Task goal: The required answer is every line of the data containing the word "JSON".

*** Information supplied

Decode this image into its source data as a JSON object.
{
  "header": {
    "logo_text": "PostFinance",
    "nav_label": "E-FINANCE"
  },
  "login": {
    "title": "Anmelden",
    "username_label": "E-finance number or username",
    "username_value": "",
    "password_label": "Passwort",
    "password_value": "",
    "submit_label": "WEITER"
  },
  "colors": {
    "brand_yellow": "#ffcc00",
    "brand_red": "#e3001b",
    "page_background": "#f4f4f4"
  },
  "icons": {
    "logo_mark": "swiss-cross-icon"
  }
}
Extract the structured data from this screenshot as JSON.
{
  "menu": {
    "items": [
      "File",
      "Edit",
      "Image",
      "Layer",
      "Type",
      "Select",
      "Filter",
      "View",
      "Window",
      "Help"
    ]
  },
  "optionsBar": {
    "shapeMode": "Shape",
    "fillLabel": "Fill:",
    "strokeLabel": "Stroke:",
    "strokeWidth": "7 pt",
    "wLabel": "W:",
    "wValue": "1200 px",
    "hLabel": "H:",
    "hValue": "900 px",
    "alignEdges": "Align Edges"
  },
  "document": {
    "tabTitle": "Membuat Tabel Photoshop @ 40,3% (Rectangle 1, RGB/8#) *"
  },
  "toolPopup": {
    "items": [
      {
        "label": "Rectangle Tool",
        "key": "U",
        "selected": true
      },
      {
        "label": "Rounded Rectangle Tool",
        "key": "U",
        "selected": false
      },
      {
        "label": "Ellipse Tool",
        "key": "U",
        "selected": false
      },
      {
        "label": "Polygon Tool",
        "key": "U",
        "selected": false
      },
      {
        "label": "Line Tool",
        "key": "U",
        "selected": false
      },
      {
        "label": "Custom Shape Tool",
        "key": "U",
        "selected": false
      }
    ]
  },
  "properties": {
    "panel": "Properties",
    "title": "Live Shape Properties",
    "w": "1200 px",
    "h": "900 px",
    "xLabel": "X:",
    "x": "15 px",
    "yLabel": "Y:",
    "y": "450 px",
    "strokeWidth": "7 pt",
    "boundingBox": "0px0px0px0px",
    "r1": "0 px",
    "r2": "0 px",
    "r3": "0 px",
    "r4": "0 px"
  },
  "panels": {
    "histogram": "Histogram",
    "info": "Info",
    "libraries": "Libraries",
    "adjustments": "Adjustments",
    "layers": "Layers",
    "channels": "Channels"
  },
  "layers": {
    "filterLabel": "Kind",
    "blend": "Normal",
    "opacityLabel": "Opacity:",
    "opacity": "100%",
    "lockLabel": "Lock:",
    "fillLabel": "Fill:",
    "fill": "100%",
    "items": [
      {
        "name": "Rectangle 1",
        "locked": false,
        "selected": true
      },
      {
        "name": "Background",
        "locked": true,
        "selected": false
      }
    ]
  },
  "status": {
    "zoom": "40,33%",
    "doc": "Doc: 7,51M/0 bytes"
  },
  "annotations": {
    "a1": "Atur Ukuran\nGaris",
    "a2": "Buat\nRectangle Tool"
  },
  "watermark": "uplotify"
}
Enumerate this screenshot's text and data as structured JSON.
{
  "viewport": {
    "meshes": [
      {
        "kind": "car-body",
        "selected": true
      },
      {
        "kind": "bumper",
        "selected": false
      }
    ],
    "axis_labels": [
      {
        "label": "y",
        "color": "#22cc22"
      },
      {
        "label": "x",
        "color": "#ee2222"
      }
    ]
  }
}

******

Solution:
Decode this image into its source data as a JSON object.
Extract the structured data from this screenshot as JSON.
Enumerate this screenshot's text and data as structured JSON.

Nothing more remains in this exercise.